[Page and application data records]
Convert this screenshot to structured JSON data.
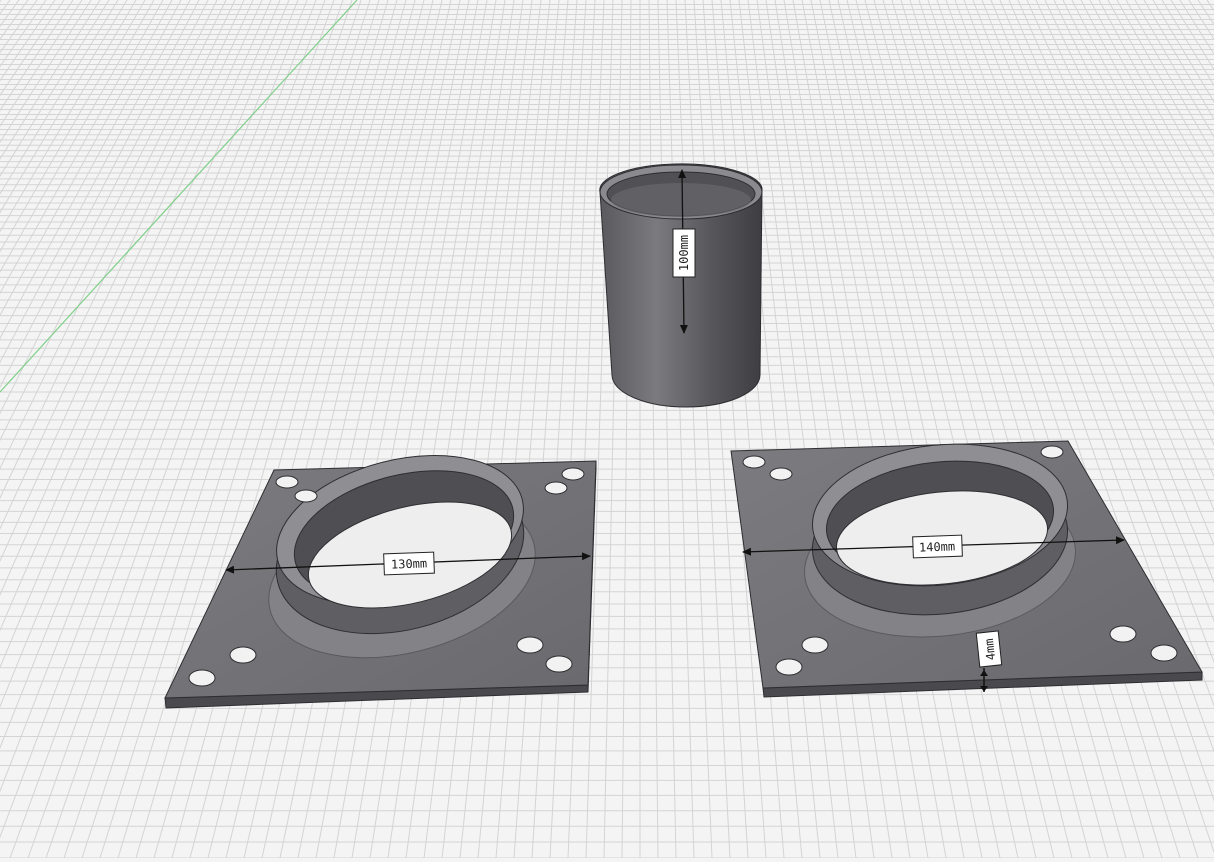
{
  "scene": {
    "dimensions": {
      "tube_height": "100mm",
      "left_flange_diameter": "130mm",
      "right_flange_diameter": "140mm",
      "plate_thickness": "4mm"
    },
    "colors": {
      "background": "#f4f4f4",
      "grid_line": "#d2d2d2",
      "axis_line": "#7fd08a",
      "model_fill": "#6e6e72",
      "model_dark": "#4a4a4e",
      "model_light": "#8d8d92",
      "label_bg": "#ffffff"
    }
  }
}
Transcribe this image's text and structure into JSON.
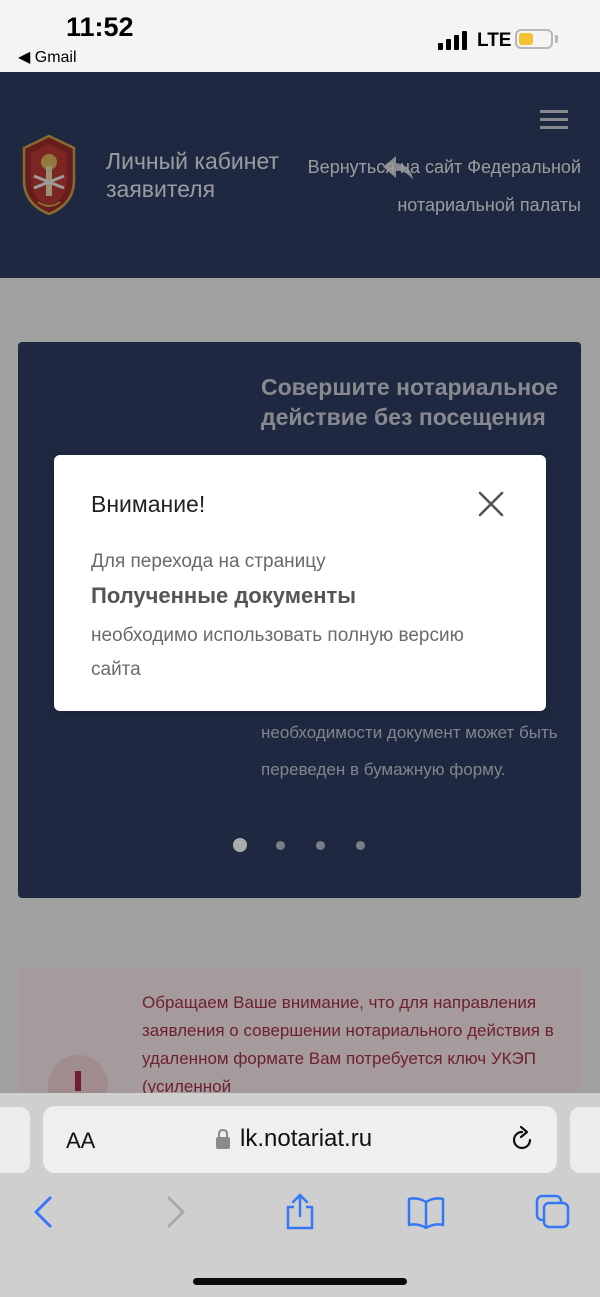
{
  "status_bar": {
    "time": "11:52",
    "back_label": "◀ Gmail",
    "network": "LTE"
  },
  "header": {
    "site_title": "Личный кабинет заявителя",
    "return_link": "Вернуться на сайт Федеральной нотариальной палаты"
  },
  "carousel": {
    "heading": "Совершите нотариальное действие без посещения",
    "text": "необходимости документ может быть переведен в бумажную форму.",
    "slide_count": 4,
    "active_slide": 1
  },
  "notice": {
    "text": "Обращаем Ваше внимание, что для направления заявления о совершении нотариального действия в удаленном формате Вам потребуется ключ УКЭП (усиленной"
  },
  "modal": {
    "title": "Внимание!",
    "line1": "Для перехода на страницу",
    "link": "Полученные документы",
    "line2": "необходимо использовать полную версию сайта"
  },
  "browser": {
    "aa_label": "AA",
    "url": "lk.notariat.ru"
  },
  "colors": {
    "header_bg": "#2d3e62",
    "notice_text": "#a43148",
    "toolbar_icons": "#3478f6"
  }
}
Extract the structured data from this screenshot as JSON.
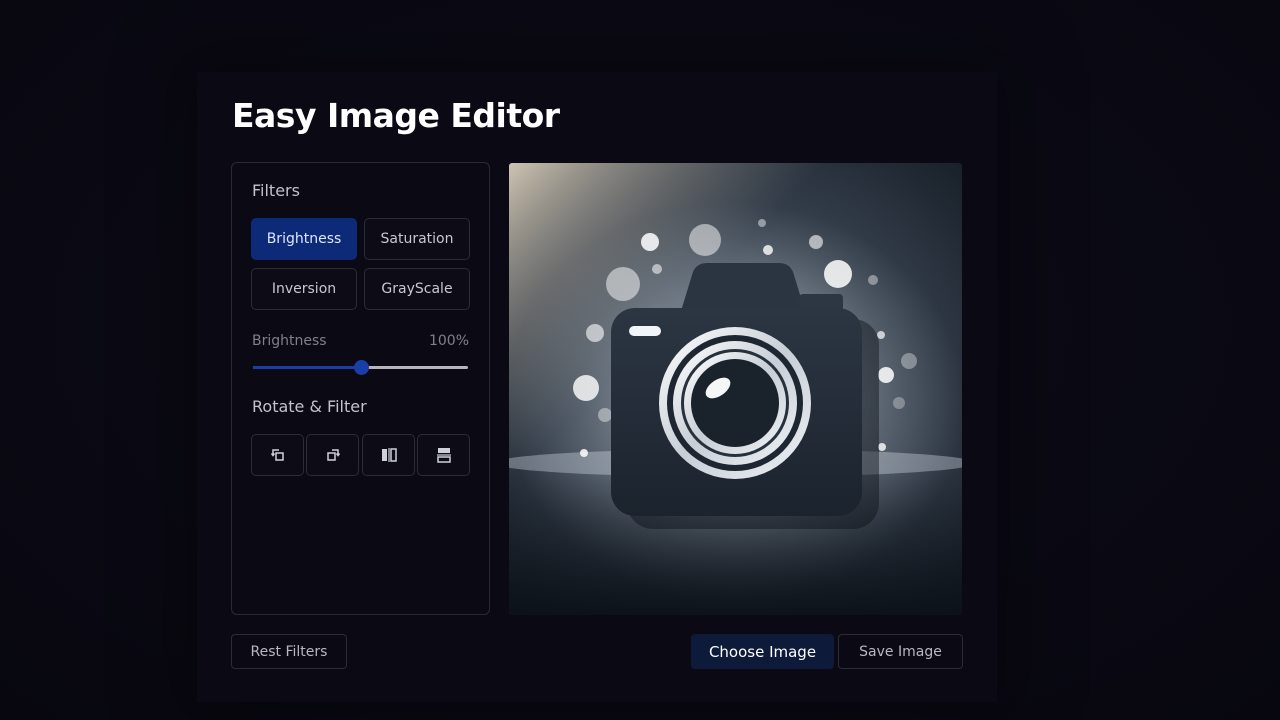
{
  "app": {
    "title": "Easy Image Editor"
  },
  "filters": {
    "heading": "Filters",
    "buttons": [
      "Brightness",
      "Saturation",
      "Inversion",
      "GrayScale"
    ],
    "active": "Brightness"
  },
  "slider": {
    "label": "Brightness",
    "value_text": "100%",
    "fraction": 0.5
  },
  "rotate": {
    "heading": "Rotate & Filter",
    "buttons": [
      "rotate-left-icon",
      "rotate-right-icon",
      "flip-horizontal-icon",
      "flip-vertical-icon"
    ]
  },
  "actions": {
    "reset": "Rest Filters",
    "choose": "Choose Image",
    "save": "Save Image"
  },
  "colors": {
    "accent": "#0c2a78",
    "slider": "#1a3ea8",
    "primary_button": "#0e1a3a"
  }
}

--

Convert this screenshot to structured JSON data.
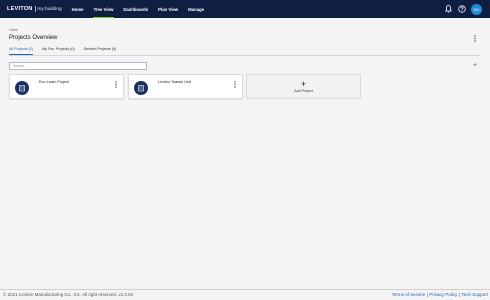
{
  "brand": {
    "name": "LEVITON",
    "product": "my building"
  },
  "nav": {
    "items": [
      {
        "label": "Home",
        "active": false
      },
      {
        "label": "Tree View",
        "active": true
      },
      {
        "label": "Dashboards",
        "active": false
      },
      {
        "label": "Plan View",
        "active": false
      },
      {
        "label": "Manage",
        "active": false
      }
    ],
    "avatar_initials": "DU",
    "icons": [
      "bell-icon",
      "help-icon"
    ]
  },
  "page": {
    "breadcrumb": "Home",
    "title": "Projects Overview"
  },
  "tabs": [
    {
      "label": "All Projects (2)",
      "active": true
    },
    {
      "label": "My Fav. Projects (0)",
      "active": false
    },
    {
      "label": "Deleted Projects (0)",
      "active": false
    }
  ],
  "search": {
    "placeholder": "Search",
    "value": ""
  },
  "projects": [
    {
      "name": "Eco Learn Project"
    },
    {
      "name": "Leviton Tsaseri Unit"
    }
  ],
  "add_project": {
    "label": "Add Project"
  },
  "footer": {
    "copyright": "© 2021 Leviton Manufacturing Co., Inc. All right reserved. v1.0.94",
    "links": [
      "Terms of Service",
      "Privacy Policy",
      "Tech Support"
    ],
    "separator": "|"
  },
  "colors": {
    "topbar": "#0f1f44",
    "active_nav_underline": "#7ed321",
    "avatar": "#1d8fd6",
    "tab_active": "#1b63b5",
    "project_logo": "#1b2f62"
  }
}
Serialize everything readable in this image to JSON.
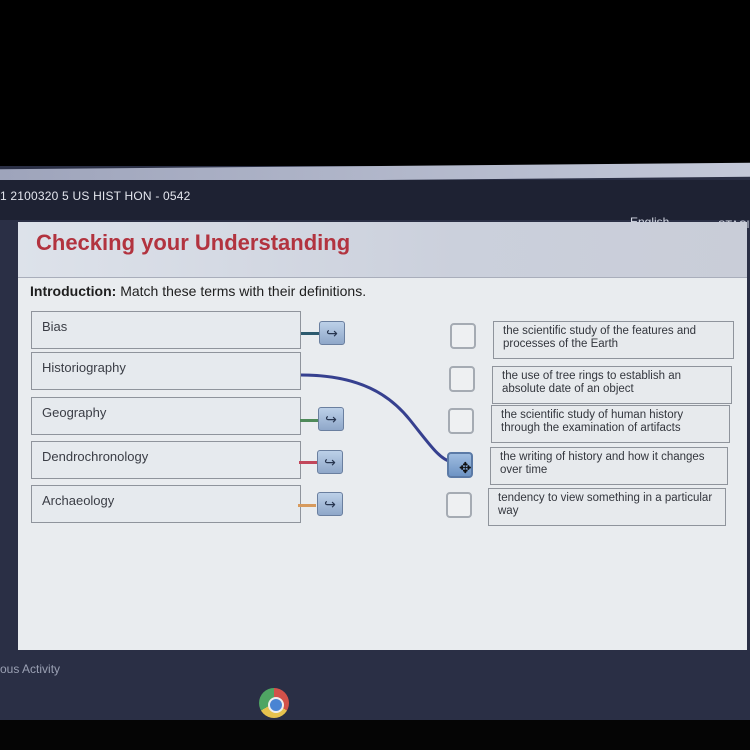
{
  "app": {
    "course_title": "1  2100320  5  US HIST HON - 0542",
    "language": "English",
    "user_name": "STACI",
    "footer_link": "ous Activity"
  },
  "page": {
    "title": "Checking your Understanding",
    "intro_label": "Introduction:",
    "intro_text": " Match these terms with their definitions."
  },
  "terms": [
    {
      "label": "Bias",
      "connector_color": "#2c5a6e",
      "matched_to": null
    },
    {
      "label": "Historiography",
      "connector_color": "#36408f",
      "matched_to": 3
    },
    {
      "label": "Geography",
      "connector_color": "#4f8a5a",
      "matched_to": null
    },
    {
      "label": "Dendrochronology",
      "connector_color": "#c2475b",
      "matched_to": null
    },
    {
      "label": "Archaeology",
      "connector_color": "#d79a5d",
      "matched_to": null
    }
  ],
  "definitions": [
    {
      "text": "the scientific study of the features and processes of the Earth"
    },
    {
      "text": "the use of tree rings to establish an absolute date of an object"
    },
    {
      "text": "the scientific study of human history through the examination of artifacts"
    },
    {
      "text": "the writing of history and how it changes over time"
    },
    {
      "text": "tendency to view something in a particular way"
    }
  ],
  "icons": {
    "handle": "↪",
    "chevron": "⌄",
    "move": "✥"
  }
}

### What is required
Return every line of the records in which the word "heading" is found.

### Result for this task
    "heading": "Совершите нотариальное действие без посещения",
    "heading": "Filters",
    "heading": "Rotate & Filter",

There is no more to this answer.